What's Wrong With Obama & Google Honoring Cesar Chavez?

Discussion in 'Politics' started by pspr, Apr 2, 2013.

  1. pspr


    Time and again, the left is shocked when the freedom and prosperity-hating personalities that they idolize and the statist systems that they dream up descend into chaos, madness, and violence. As shown in the Stephen K. Bannon film Occupy Unmasked, the peace and love movement of the 1960s supported the killing fields of the Khmer Rouge, while Occupy Wall Street invariably became the Black Bloc rioters running though city streets and breaking windows.

    Given the documented trajectory of "well-meaning" leftist movements and their leaders, it should come as no surprise that the ugly truth about Cesar Chavez is just starting to seep into the public consciousness twenty years after his death.

    In Barack Obama’s decidedly secular universe, Cesar Chavez is a saint. While many were stunned that tech giant Google would honor Chavez on Easter Sunday, the move makes perfect sense given Google CEO Eric Schmidt’s ties to the President. Obama’s 2008 campaign slogan “Yes, we can!” was adapted from Chavez’s “Si se puede!” and Obama even traveled to central California last year to dedicate Chavez’s home “La Paz” as a national monument.

    La Paz is a strange location to honor, however. It’s part of Cesar Chavez’s dark, weird history–a place where a paranoid Chavez ruled a United Farm Workers communal living arrangement through the use of bizarre, 1970s pop-psych intimidation that he learned from a violent cult leader who was his long-time friend.

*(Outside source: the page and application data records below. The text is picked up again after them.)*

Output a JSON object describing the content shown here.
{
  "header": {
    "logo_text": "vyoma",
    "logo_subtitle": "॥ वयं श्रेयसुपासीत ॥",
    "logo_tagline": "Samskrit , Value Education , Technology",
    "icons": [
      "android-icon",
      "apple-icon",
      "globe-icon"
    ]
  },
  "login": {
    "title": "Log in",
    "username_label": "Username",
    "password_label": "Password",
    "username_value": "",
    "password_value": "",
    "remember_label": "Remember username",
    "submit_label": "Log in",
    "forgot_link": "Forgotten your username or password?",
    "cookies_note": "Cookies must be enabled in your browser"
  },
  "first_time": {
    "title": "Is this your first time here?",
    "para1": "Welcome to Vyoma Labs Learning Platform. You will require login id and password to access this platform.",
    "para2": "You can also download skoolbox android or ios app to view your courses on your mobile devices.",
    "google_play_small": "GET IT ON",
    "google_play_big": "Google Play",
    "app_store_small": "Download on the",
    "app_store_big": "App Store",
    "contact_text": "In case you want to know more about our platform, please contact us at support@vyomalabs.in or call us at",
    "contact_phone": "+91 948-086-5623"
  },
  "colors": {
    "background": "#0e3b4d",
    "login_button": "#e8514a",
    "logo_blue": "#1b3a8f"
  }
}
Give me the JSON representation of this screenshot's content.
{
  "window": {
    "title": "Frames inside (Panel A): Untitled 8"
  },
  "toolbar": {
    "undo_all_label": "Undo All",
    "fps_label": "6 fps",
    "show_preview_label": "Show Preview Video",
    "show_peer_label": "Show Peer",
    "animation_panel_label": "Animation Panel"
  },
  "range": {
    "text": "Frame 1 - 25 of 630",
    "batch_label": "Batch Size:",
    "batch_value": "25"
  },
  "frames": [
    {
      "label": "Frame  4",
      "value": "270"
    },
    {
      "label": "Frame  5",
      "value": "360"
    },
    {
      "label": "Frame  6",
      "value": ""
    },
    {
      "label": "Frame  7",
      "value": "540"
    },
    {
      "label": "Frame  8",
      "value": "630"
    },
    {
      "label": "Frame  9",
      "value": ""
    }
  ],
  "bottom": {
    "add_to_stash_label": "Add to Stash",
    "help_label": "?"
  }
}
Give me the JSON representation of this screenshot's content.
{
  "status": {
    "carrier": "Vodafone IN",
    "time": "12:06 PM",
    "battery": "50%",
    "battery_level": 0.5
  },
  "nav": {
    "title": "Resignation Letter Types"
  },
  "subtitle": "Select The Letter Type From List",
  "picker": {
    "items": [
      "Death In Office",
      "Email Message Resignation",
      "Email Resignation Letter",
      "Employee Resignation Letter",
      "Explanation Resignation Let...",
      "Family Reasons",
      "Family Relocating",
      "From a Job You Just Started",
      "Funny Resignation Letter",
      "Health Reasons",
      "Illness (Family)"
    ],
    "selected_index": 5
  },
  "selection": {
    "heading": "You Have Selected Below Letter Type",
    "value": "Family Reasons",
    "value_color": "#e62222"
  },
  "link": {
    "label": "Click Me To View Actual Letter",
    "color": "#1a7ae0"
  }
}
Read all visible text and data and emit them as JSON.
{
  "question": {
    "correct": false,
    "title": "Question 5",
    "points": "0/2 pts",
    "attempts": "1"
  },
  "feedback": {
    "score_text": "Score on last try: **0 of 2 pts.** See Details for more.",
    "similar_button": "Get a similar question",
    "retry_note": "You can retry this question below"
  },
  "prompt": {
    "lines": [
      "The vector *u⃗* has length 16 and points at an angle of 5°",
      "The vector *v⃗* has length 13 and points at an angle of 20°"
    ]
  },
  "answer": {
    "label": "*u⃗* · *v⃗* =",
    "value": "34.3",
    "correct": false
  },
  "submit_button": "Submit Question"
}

    The reality is a far cry from the smiling, benevolent depictions of Chavez presented by Google and Chavez’s community organizing heirs like Obama, but it’s all true and a lot stranger than most fictional stories you’ll read.

    Chavez: Organizing For Feel-Good Liberals

    Cesar Chavez and the mythology surrounding him didn’t rise mystically out of the fertile fields around Bakersfield. Chavez was created with the help of none other than Saul Alinsky, the father of modern community organizing and Obama’s spiritual mentor.

    Specifically, Chavez’s mentor was Alinsky employee Fred Ross, founder of the Community Service Organization (CSO). Chavez would eventually go on to become the head of CSO nationally. Fred Ross also mentored longtime United Farm Worker activist Dolores Huerta, who President Barack Obama honored last year with the Medal Of Freedom. Former Democrat Secretaries of Labor Robert Reich and Hilda Solis recently sent the President a letter suggesting a Medal of Freedom for Ross, as well.

    This review of a book about Chavez by Marty Manley, former US Assistant Secretary of Labor, sums ups how his well-publicized boycotts affected American society in his time of influence: "Farmworker boycotts were the Occupy movement of the 70s and 80s – a way for college students, community activists, and middle class young people to participate directly in the tough work of social change."

    For these hip liberal elites in the 70s, the "tough work of social change" meant boycotting grapes from the San Joaquin Valley. Over seventeen million Americans are said to have joined in at some point in the five-year action.

    The official bio on the Chavez Foundation website says, “Cesar made everyone, especially the farm workers, feel the jobs they were doing in the movement were very important.”

    But the real Cesar Chavez treated his volunteers horribly: "Those of us who worked boycott operations worked 14-16 hour days, often 7 days a week. We were paid $5/week and had to beg for donated food to eat. Once we were burned out, the UFW happily replaced us in a process Chavez once compared with pumping water," writes Manley.

    And Chavez actually had contempt for the farmworkers. In a meeting in 1977, he referred to them as "pigs." The comments were reportedly removed from the minutes of the meeting: "Every time we look at [the farmworkers], they want more money. Like pigs, you know. Here we’re slaving, and we’re starving and the goddam workers don’t give a shit about anything because we don’t train them, you know, we don’t teach them anything.”

    Chavez, the supposed hero of Mexican-Americans, also was an active enemy of illegal immigrants, whom he saw as a threat to striking workers. The UFW even carried out violence against illegals: "Under the supervision of Chavez's cousin, Manuel, UFW members tried at first to persuade Mexicans not to cross the border. One time when that didn't work, they physically attacked and beat them up to scare them off…"

  2. I met one of those volunteers way back in the day. He was Japanese but all dressed out to look like a Mexican. He was provided a place to sleep but he talked about having to steal food because the movement paid next to nothing. He told me where the hq was and I visited once, there was some nun there with a desk, those Catholics will help the poor until everybody is impoverished, it's what they do. The california police in general harassed UFW workers according to the guy and I believe it. Some sociologists put "Boycott Grapes" stickers on one van and "Support Your Local Police" stickers on an identical one. The UFW one got something like fifteen times as many citations! The police in general know where to find the troublemakers and that's what they do, not my problem.